> [Task to complete]:
Would you please restate every record exactly as written?

**** Dataset extract

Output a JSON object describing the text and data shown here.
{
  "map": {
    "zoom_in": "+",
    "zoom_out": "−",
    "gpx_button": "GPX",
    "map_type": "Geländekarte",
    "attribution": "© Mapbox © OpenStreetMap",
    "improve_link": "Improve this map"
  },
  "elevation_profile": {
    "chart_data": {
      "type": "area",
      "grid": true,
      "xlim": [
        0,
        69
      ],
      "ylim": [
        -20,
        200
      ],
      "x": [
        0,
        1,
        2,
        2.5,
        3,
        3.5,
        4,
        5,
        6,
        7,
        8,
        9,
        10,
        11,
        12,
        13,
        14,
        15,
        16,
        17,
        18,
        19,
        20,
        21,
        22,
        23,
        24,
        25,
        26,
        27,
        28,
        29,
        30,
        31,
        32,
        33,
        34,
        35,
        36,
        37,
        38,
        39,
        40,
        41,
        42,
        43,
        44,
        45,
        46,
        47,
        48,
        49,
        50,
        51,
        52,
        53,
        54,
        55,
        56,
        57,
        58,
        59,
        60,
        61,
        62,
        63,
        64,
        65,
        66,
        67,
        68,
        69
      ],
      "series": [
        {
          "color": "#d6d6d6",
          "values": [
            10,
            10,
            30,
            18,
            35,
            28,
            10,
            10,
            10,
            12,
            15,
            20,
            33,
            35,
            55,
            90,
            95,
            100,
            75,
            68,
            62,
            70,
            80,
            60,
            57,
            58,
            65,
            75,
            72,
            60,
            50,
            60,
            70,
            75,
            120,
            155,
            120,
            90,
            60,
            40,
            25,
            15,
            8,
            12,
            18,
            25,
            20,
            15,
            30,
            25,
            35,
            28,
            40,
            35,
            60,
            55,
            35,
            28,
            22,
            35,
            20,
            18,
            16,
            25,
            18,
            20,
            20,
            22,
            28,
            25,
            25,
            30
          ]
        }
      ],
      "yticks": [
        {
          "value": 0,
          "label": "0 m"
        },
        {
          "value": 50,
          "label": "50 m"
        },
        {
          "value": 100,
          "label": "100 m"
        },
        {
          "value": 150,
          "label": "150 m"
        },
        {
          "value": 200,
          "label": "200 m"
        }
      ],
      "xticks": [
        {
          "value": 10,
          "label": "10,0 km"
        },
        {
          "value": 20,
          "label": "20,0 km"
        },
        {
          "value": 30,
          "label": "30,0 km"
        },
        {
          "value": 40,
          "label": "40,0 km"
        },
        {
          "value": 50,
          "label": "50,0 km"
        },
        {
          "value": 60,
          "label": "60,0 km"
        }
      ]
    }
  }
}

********

> [Response]:
Output a JSON object describing the text and data shown here.
{
  "map": {
    "zoom_in": "+",
    "zoom_out": "−",
    "gpx_button": "GPX",
    "map_type": "Geländekarte",
    "attribution": "© Mapbox © OpenStreetMap",
    "improve_link": "Improve this map"
  },
  "elevation_profile": {
    "chart_data": {
      "type": "area",
      "grid": true,
      "xlim": [
        0,
        69
      ],
      "ylim": [
        -20,
        200
      ],
      "x": [
        0,
        1,
        2,
        2.5,
        3,
        3.5,
        4,
        5,
        6,
        7,
        8,
        9,
        10,
        11,
        12,
        13,
        14,
        15,
        16,
        17,
        18,
        19,
        20,
        21,
        22,
        23,
        24,
        25,
        26,
        27,
        28,
        29,
        30,
        31,
        32,
        33,
        34,
        35,
        36,
        37,
        38,
        39,
        40,
        41,
        42,
        43,
        44,
        45,
        46,
        47,
        48,
        49,
        50,
        51,
        52,
        53,
        54,
        55,
        56,
        57,
        58,
        59,
        60,
        61,
        62,
        63,
        64,
        65,
        66,
        67,
        68,
        69
      ],
      "series": [
        {
          "color": "#d6d6d6",
          "values": [
            10,
            10,
            30,
            18,
            35,
            28,
            10,
            10,
            10,
            12,
            15,
            20,
            33,
            35,
            55,
            90,
            95,
            100,
            75,
            68,
            62,
            70,
            80,
            60,
            57,
            58,
            65,
            75,
            72,
            60,
            50,
            60,
            70,
            75,
            120,
            155,
            120,
            90,
            60,
            40,
            25,
            15,
            8,
            12,
            18,
            25,
            20,
            15,
            30,
            25,
            35,
            28,
            40,
            35,
            60,
            55,
            35,
            28,
            22,
            35,
            20,
            18,
            16,
            25,
            18,
            20,
            20,
            22,
            28,
            25,
            25,
            30
          ]
        }
      ],
      "yticks": [
        {
          "value": 0,
          "label": "0 m"
        },
        {
          "value": 50,
          "label": "50 m"
        },
        {
          "value": 100,
          "label": "100 m"
        },
        {
          "value": 150,
          "label": "150 m"
        },
        {
          "value": 200,
          "label": "200 m"
        }
      ],
      "xticks": [
        {
          "value": 10,
          "label": "10,0 km"
        },
        {
          "value": 20,
          "label": "20,0 km"
        },
        {
          "value": 30,
          "label": "30,0 km"
        },
        {
          "value": 40,
          "label": "40,0 km"
        },
        {
          "value": 50,
          "label": "50,0 km"
        },
        {
          "value": 60,
          "label": "60,0 km"
        }
      ]
    }
  }
}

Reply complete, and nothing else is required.